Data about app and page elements
━━━━━━━━━━━━━━━━━━━━━━━━━━━━━━
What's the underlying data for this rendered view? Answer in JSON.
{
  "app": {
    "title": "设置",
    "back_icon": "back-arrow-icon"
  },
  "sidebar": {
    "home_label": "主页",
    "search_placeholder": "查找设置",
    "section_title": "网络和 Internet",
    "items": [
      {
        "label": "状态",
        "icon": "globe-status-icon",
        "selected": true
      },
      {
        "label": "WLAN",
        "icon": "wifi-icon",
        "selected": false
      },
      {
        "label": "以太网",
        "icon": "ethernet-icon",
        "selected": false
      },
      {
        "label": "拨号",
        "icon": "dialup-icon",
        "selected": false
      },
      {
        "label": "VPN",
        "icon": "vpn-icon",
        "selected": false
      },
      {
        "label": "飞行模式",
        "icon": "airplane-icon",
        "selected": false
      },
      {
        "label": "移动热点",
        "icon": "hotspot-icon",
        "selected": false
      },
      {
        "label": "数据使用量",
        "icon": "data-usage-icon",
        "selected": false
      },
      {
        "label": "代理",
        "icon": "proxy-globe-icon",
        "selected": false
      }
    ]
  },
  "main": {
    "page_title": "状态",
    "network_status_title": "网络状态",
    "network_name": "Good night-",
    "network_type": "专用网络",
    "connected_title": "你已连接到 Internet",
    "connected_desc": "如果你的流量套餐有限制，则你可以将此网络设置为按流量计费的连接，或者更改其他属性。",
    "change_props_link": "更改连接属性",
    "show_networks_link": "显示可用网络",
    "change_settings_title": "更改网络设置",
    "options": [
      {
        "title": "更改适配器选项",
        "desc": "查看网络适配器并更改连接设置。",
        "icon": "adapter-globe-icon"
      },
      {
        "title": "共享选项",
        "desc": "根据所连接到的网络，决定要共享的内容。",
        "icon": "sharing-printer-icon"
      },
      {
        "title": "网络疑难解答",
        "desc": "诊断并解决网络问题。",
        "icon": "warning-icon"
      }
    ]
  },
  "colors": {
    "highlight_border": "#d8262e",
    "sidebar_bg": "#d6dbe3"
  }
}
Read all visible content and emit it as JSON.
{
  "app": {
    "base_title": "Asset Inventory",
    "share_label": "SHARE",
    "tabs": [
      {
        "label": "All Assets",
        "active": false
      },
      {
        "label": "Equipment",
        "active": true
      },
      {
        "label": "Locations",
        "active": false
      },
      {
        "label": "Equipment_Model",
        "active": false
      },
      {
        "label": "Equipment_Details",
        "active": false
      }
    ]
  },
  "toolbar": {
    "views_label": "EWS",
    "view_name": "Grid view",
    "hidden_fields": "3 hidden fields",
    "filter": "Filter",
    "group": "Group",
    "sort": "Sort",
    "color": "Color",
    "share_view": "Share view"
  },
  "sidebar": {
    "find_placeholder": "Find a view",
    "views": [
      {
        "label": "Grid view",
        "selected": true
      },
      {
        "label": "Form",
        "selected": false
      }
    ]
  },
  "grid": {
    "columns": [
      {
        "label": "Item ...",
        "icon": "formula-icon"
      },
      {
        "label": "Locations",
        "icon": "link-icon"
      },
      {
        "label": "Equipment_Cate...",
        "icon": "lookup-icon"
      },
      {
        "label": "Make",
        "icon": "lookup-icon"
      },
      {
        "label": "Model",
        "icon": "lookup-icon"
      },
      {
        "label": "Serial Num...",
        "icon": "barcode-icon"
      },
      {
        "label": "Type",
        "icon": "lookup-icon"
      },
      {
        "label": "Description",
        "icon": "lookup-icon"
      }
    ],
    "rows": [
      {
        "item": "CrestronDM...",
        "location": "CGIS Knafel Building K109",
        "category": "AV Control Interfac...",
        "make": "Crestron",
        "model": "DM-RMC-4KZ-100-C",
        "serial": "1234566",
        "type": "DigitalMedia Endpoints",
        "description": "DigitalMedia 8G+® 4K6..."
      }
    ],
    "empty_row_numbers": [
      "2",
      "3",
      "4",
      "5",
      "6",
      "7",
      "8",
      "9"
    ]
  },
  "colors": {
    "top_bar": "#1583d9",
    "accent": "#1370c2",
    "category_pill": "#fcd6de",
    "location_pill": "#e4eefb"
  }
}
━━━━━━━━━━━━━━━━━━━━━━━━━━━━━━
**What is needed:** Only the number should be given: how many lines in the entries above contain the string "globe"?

**Reply to the exercise:** 3